Should Pharmacists Be Given Expanded Dispensing Powers?
Thursday, May 10th, 2012Introduction
The range of health care providers empowered to prescribe medications includes nurse practitioners, physicians’ assistants, medical doctors, and DOs. There have also been rumors of pharmacists (considered to be the providers who know the most about medications) who want to get into the prescribing business as well.
Unlike some practicing pharmacists, I have never been a big supporter of extending full prescribing powers to pharmacists because I have not seen any plans that would add significant value beyond what other prescribers already provide. As a result, I have wondered about the future of pharmacy. However, a recent FDA discussion on new opportunities for pharmacies and pharmacists may have the potential to breathe new life into the pharmacy profession.
Pharmacist Intervention Drugs
The FDA recently looked at creating a new category of pharmacist intervention drugs. The agency put out a notice in the Federal Register (pdf
) announcing a plan to discuss how hyperlipidemia (high cholesterol), hypertension (high blood pressure), migraine, and asthma drugs that are currently available by prescription only could be dispensed by pharmacists.
This new FDA initiative could provide a new avenue for pharmacists to directly connect with patients. It would eliminate the need for phone calls to prescribers for routine medications and allow the prescribers to concentrate on urgent matters that require their direct attention. It would also allow pharmacists to be more hands-on and develop the necessary relationship with their patients and enhance clinical partnerships.
However, such interactions would likely require pharmacists to spend more time consulting with patients and to make clinical judgments beyond those that they currently make, thereby dramatically increasing pharmacists’ insurance costs and staffing needs.
Method of Operation
The FDA believes that some patient visits to traditional prescribers could be eliminated by making certain prescription medications available via pharmacists but with other conditions in place to ensure that the medications would be used safely and effectively. In some cases, a visit to a prescriber would be necessary for the initial prescription, but future refills could be authorized by pharmacists without a return visit. This could be useful for rescue medications such as inhalers for asthma or epinephrine for allergic reactions, which patients need to keep on hand for use in emergencies.
These conditions of safe use could include requiring pharmacist intervention to ensure appropriate non-prescription use. Additionally, the conditions could involve the use of innovative technologies, such as diagnostics approved by the FDA for use in the pharmacy or other setting.
New products that fall within these categories could lead pharmaceutical companies and life science companies to target pharmacists as the primary mode of affecting patient care.
Part 15 Hearing

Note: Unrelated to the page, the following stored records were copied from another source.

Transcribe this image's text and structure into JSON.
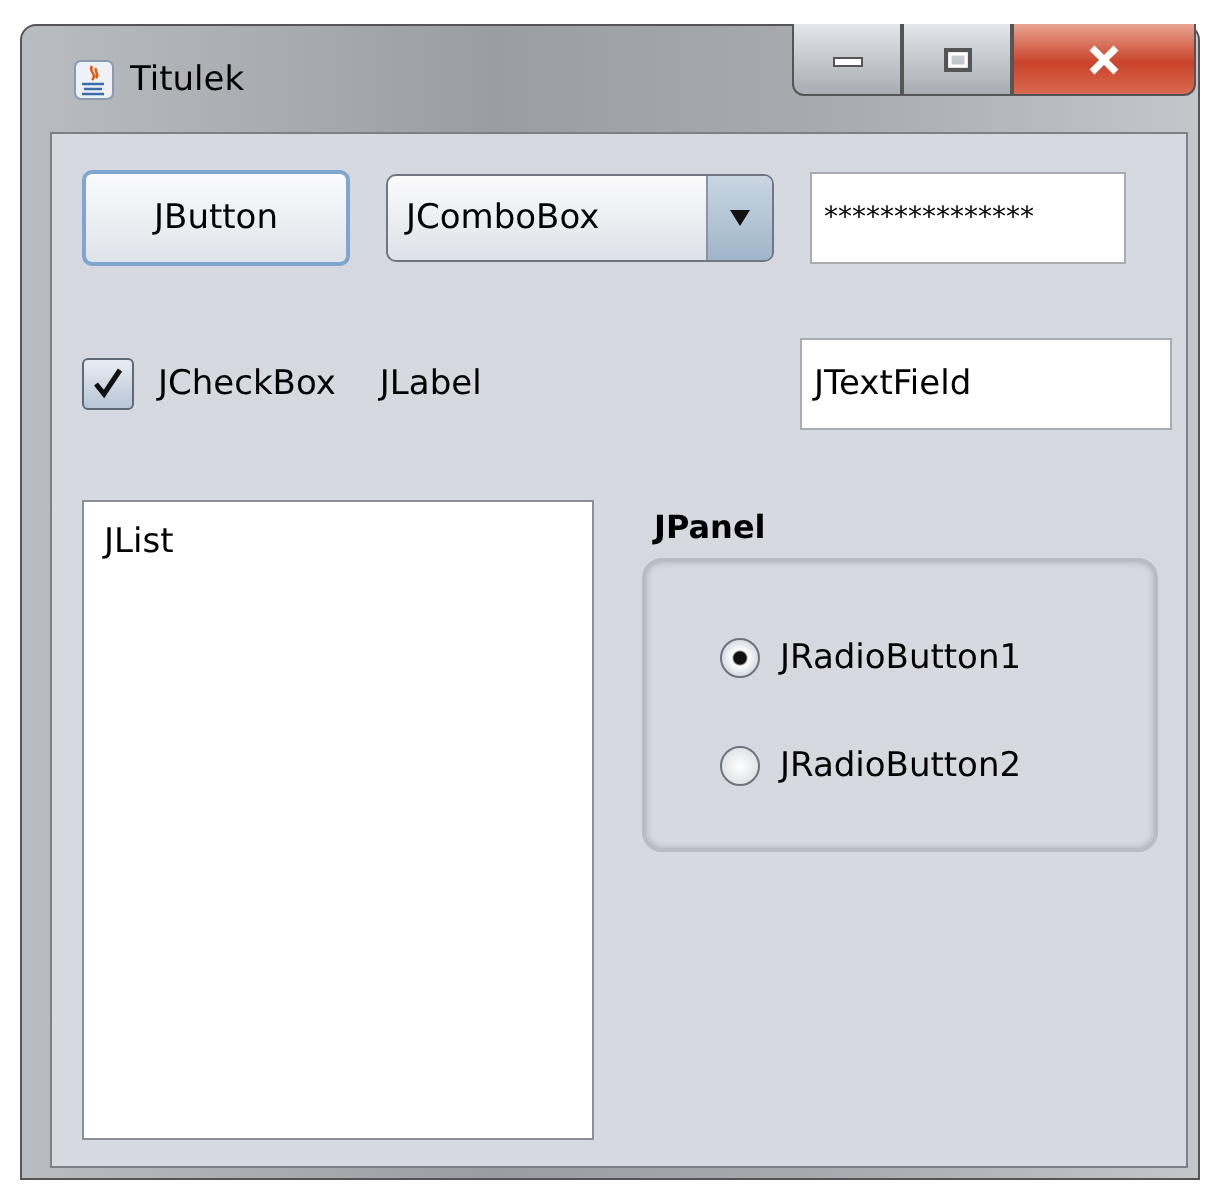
{
  "window": {
    "title": "Titulek"
  },
  "button": {
    "label": "JButton"
  },
  "combo": {
    "value": "JComboBox"
  },
  "password": {
    "value": "***************"
  },
  "checkbox": {
    "label": "JCheckBox",
    "checked": true
  },
  "label": "JLabel",
  "text_field": {
    "value": "JTextField"
  },
  "list": {
    "items": [
      "JList"
    ]
  },
  "panel": {
    "title": "JPanel",
    "radios": [
      {
        "label": "JRadioButton1",
        "selected": true
      },
      {
        "label": "JRadioButton2",
        "selected": false
      }
    ]
  }
}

The FDA held a Part 15 hearing on March 27, 2012, where they discussed a variety of issues, including:
The types of technology and conditions of safe use

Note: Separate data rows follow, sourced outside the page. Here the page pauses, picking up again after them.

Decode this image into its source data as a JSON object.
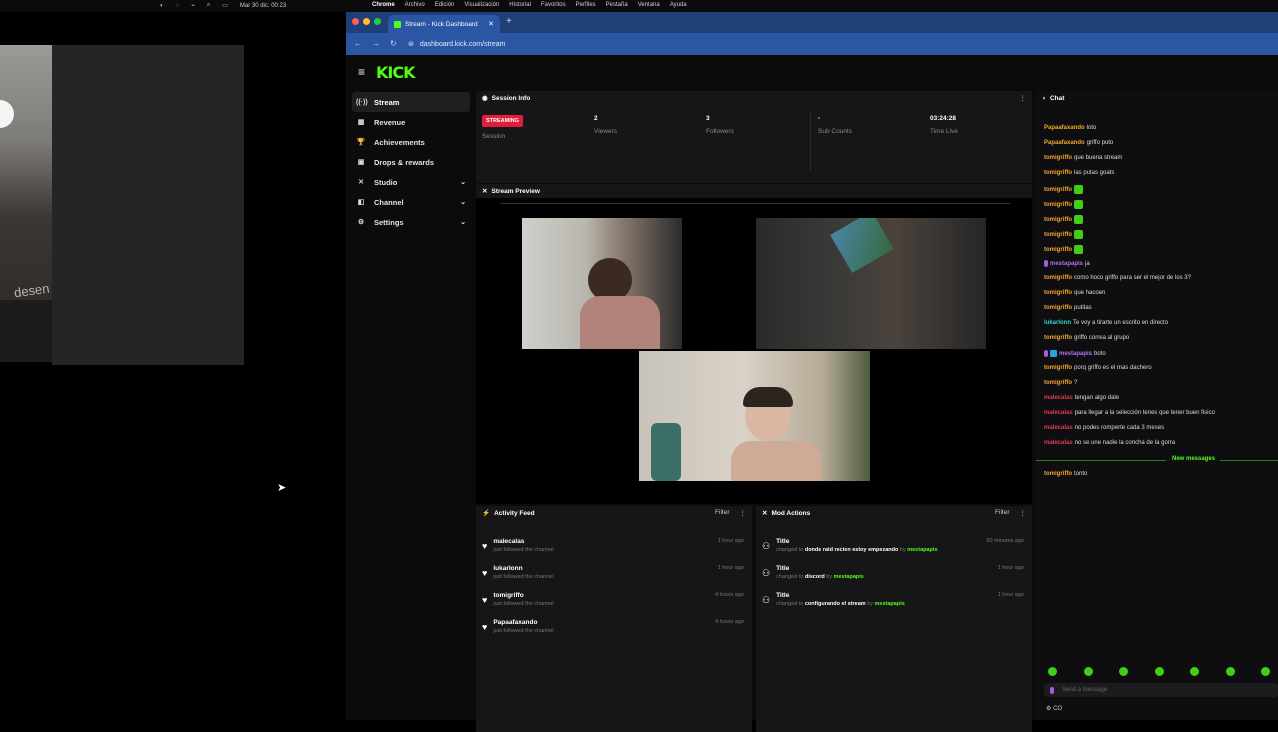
{
  "menubar": {
    "clock": "Mar 30 dic.  00:23",
    "menus": [
      "Chrome",
      "Archivo",
      "Edición",
      "Visualización",
      "Historial",
      "Favoritos",
      "Perfiles",
      "Pestaña",
      "Ventana",
      "Ayuda"
    ]
  },
  "webcam_text": "desen",
  "browser": {
    "tab_title": "Stream - Kick Dashboard",
    "url": "dashboard.kick.com/stream"
  },
  "kick": {
    "logo": "KICK",
    "sidebar": [
      {
        "label": "Stream",
        "icon": "stream-icon",
        "glyph": "((·))",
        "active": true,
        "chevron": ""
      },
      {
        "label": "Revenue",
        "icon": "revenue-icon",
        "glyph": "▦",
        "active": false,
        "chevron": ""
      },
      {
        "label": "Achievements",
        "icon": "trophy-icon",
        "glyph": "🏆",
        "active": false,
        "chevron": ""
      },
      {
        "label": "Drops & rewards",
        "icon": "gift-icon",
        "glyph": "▣",
        "active": false,
        "chevron": ""
      },
      {
        "label": "Studio",
        "icon": "studio-icon",
        "glyph": "✕",
        "active": false,
        "chevron": "⌄"
      },
      {
        "label": "Channel",
        "icon": "channel-icon",
        "glyph": "◧",
        "active": false,
        "chevron": "⌄"
      },
      {
        "label": "Settings",
        "icon": "settings-icon",
        "glyph": "⚙",
        "active": false,
        "chevron": "⌄"
      }
    ],
    "session": {
      "title": "Session Info",
      "badge": "STREAMING",
      "session_label": "Session",
      "viewers_value": "2",
      "viewers_label": "Viewers",
      "followers_value": "3",
      "followers_label": "Followers",
      "subs_value": "-",
      "subs_label": "Sub Counts",
      "time_value": "03:24:28",
      "time_label": "Time Live"
    },
    "preview": {
      "title": "Stream Preview"
    },
    "activity": {
      "title": "Activity Feed",
      "filter": "Filter",
      "items": [
        {
          "name": "malecalas",
          "sub": "just followed the channel",
          "time": "1 hour ago"
        },
        {
          "name": "lukarlonn",
          "sub": "just followed the channel",
          "time": "1 hour ago"
        },
        {
          "name": "tomigriffo",
          "sub": "just followed the channel",
          "time": "4 hours ago"
        },
        {
          "name": "Papaafaxando",
          "sub": "just followed the channel",
          "time": "4 hours ago"
        }
      ]
    },
    "mod_actions": {
      "title": "Mod Actions",
      "filter": "Filter",
      "items": [
        {
          "name": "Title",
          "pre": "changed to",
          "value": "donde raid recien estoy empezando",
          "by": "by",
          "mod": "mestapapis",
          "time": "50 minutes ago"
        },
        {
          "name": "Title",
          "pre": "changed to",
          "value": "discord",
          "by": "by",
          "mod": "mestapapis",
          "time": "1 hour ago"
        },
        {
          "name": "Title",
          "pre": "changed to",
          "value": "configurando el stream",
          "by": "by",
          "mod": "mestapapis",
          "time": "1 hour ago"
        }
      ]
    },
    "chat": {
      "title": "Chat",
      "new_messages": "New messages",
      "input_placeholder": "Send a message",
      "footer": "CO",
      "lines": [
        {
          "user": "Papaafaxando",
          "color": "#f0a830",
          "text": "loto",
          "emote": false,
          "badges": ""
        },
        {
          "user": "Papaafaxando",
          "color": "#f0a830",
          "text": "griffo puto",
          "emote": false,
          "badges": ""
        },
        {
          "user": "tomigriffo",
          "color": "#f0a830",
          "text": "que buena stream",
          "emote": false,
          "badges": ""
        },
        {
          "user": "tomigriffo",
          "color": "#f0a830",
          "text": "las putas goats",
          "emote": false,
          "badges": ""
        },
        {
          "user": "tomigriffo",
          "color": "#f0a830",
          "text": "",
          "emote": true,
          "badges": ""
        },
        {
          "user": "tomigriffo",
          "color": "#f0a830",
          "text": "",
          "emote": true,
          "badges": ""
        },
        {
          "user": "tomigriffo",
          "color": "#f0a830",
          "text": "",
          "emote": true,
          "badges": ""
        },
        {
          "user": "tomigriffo",
          "color": "#f0a830",
          "text": "",
          "emote": true,
          "badges": ""
        },
        {
          "user": "tomigriffo",
          "color": "#f0a830",
          "text": "",
          "emote": true,
          "badges": ""
        },
        {
          "user": "mestapapis",
          "color": "#b46ef0",
          "text": "ja",
          "emote": false,
          "badges": "mic"
        },
        {
          "user": "tomigriffo",
          "color": "#f0a830",
          "text": "como hoco griffo para ser el mejor de los 3?",
          "emote": false,
          "badges": ""
        },
        {
          "user": "tomigriffo",
          "color": "#f0a830",
          "text": "que hacoen",
          "emote": false,
          "badges": ""
        },
        {
          "user": "tomigriffo",
          "color": "#f0a830",
          "text": "putitas",
          "emote": false,
          "badges": ""
        },
        {
          "user": "lukarlonn",
          "color": "#3ad3c8",
          "text": "Te voy a tirarte un escrito en directo",
          "emote": false,
          "badges": ""
        },
        {
          "user": "tomigriffo",
          "color": "#f0a830",
          "text": "griffo correa al grupo",
          "emote": false,
          "badges": ""
        },
        {
          "user": "mestapapis",
          "color": "#b46ef0",
          "text": "boto",
          "emote": false,
          "badges": "mic-mod"
        },
        {
          "user": "tomigriffo",
          "color": "#f0a830",
          "text": "porq griffo es el mas dachero",
          "emote": false,
          "badges": ""
        },
        {
          "user": "tomigriffo",
          "color": "#f0a830",
          "text": "?",
          "emote": false,
          "badges": ""
        },
        {
          "user": "malecalas",
          "color": "#e03a4e",
          "text": "tengan algo dale",
          "emote": false,
          "badges": ""
        },
        {
          "user": "malecalas",
          "color": "#e03a4e",
          "text": "para llegar a la selección tenes que tener buen fisico",
          "emote": false,
          "badges": ""
        },
        {
          "user": "malecalas",
          "color": "#e03a4e",
          "text": "no podes romperte cada 3 meses",
          "emote": false,
          "badges": ""
        },
        {
          "user": "malecalas",
          "color": "#e03a4e",
          "text": "no se une nadie la concha de la gorra",
          "emote": false,
          "badges": ""
        },
        {
          "user": "tomigriffo",
          "color": "#f0a830",
          "text": "tonto",
          "emote": false,
          "badges": ""
        }
      ]
    }
  }
}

What other types of conditions of safe use (eg, pharmacy monitoring or counseling) could be used to help ensure the safe and effective use of certain drug products as non-prescription products?
Are there types of diagnostic aids that could be used in the non-prescription setting after appropriate FDA review, either with or without the aid of a pharmacist to diagnose or monitor a disease or condition?

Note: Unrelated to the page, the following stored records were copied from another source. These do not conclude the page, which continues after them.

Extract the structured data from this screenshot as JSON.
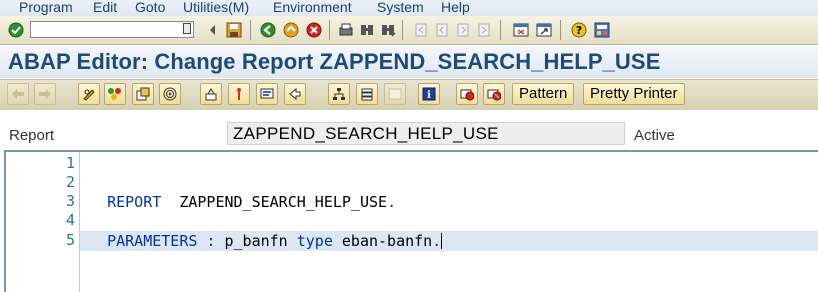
{
  "menubar": {
    "items": [
      "Program",
      "Edit",
      "Goto",
      "Utilities(M)",
      "Environment",
      "System",
      "Help"
    ]
  },
  "system_toolbar": {
    "command_field_value": "",
    "icons": [
      "enter-icon",
      "save-icon",
      "back-icon",
      "exit-icon",
      "cancel-icon",
      "print-icon",
      "find-icon",
      "find-next-icon",
      "first-page-icon",
      "previous-page-icon",
      "next-page-icon",
      "last-page-icon",
      "new-session-icon",
      "shortcut-icon",
      "help-icon",
      "layout-menu-icon"
    ]
  },
  "title": {
    "text": "ABAP Editor: Change Report ZAPPEND_SEARCH_HELP_USE"
  },
  "app_toolbar": {
    "pattern_label": "Pattern",
    "pretty_printer_label": "Pretty Printer"
  },
  "report": {
    "label": "Report",
    "name": "ZAPPEND_SEARCH_HELP_USE",
    "status": "Active"
  },
  "editor": {
    "line_numbers": [
      "1",
      "2",
      "3",
      "4",
      "5"
    ],
    "line3": {
      "keyword": "REPORT",
      "name": "ZAPPEND_SEARCH_HELP_USE",
      "terminator": "."
    },
    "line5": {
      "keyword": "PARAMETERS",
      "colon": ":",
      "param": "p_banfn",
      "type_kw": "type",
      "ref": "eban-banfn",
      "terminator": "."
    }
  },
  "colors": {
    "keyword": "#0033aa",
    "line_number": "#2a7a7a",
    "title": "#1e4a7a",
    "current_line": "#dde7f3"
  }
}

What data exists on conditions of safe use, including novel technologies, on their effects on health care, access to medication, and/or disease and treatment education or awareness?
Is there data on how expanded access to medication or increased consumer education could affect patient or consumer behavior?
What types of studies should be conducted to evaluate the effects of conditions of safe use on the safety and efficacy of particular drugs and on behavior and health outcomes?
What types of studies should be conducted to evaluate the safety and efficacy of any technologies that might be relied upon as conditions of safe use?
Other countries, such as the UK, have products that are dispensed from behind the counter. I expect that the FDA will look at data from these other countries to evaluate their experiences. Several US-based groups, including the American Medical Association, have already expressed opposition to the idea of expanding pharmacists’ ability to dispense medications. (Click here
to download a pdf statement from the Consumer Healthcare Products Association expressing this opposition.) Nevertheless, I am glad to hear that there may be hope of expanding the professional role of pharmacists so they get to play a more active role in caring for patients.